▶ [Requirement] Below are the records; copy out every line that holds the word "this".

▶ [Website and app data records]
******************************
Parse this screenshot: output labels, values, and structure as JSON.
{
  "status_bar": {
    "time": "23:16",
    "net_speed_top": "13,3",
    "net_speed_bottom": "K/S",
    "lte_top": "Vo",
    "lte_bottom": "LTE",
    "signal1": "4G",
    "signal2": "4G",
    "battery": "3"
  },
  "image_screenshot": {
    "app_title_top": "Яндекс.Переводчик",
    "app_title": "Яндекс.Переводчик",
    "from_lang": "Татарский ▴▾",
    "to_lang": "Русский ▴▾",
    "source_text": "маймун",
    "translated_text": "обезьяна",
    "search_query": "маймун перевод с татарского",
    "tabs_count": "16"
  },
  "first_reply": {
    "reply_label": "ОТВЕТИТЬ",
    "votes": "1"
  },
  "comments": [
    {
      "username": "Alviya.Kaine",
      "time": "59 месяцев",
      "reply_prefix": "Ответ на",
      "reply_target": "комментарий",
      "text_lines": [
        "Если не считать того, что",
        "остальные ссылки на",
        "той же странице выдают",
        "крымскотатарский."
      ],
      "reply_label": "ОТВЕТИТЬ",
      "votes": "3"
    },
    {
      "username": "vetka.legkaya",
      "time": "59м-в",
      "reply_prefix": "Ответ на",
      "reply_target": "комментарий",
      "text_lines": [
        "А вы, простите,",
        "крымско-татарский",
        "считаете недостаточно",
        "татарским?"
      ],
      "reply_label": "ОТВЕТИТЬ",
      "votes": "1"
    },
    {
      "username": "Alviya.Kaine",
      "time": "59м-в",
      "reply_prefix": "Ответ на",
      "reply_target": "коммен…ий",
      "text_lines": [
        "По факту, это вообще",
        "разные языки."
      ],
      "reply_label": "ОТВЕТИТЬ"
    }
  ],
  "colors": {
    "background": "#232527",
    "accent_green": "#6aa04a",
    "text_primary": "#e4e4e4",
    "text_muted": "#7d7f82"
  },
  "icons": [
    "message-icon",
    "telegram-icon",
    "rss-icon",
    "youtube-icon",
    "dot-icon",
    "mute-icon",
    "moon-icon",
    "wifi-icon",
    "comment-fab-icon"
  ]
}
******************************
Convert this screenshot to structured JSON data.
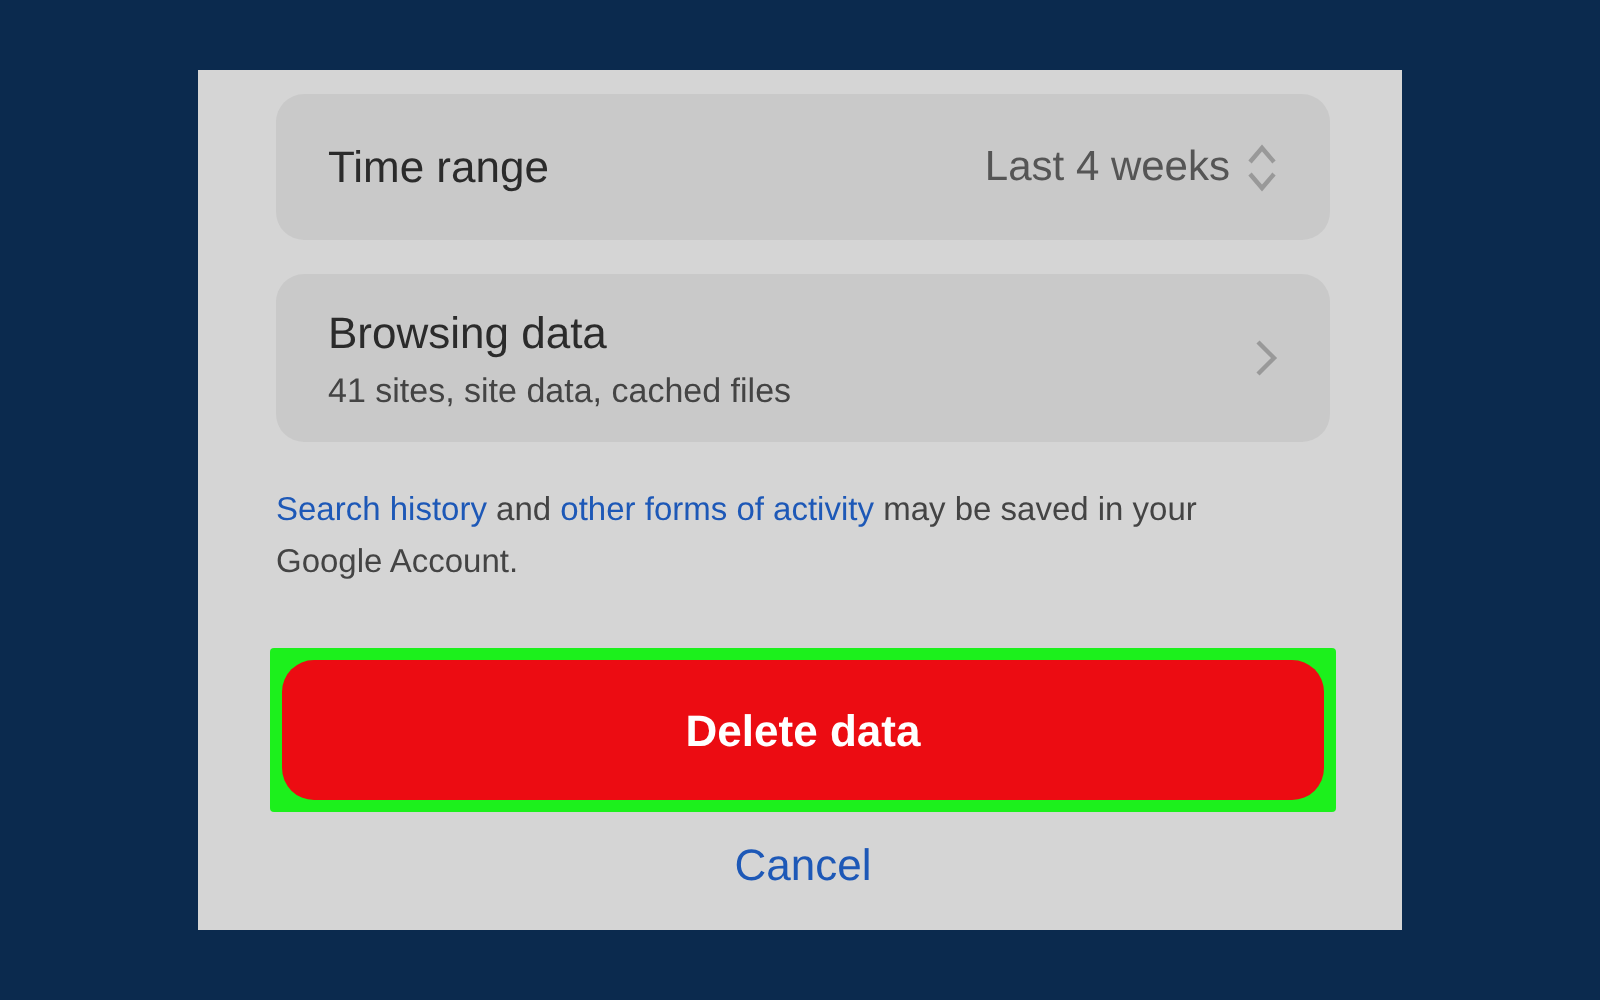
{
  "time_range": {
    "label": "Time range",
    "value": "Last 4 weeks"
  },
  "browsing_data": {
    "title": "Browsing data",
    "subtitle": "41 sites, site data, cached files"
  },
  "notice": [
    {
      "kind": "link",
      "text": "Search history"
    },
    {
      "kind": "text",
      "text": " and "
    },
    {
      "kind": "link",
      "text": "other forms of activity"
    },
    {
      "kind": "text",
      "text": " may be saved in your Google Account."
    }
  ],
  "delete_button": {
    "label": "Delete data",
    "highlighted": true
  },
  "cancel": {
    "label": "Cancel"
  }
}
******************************
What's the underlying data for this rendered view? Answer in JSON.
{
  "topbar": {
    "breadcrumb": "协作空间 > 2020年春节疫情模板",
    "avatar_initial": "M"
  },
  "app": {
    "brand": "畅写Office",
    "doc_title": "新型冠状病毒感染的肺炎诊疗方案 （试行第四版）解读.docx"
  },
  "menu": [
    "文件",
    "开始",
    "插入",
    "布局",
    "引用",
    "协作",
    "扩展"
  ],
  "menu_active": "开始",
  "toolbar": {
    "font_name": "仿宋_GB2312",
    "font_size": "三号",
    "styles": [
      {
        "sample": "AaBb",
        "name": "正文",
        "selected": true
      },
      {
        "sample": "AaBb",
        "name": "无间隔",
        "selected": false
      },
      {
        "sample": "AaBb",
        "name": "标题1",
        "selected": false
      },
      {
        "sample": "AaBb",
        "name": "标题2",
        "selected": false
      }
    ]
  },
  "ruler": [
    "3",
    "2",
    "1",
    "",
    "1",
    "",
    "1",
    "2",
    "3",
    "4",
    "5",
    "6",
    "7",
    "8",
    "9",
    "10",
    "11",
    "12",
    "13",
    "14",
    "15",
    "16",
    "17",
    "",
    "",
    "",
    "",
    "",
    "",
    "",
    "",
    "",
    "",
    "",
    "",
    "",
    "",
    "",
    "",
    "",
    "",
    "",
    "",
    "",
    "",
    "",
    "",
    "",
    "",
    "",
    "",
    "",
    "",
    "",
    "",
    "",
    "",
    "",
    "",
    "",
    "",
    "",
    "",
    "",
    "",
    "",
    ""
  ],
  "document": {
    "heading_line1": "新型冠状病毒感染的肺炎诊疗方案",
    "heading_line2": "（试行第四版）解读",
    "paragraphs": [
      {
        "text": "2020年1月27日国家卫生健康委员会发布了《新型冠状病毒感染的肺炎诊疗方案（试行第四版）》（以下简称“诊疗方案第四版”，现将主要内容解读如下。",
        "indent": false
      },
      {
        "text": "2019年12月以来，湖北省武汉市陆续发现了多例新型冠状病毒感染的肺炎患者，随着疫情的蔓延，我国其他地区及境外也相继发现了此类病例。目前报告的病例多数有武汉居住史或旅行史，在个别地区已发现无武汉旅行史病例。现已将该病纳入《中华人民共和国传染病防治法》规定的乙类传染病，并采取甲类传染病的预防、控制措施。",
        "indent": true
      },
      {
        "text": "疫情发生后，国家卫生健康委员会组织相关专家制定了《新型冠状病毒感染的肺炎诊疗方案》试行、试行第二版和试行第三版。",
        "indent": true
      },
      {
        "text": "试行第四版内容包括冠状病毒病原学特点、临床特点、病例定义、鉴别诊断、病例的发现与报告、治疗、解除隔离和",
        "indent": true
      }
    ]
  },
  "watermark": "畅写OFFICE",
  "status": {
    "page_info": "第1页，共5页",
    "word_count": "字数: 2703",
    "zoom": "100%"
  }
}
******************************
▶ [Response area]
Parse this screenshot: output labels, values, and structure as JSON.
Convert this screenshot to structured JSON data.
What's the underlying data for this rendered view? Answer in JSON.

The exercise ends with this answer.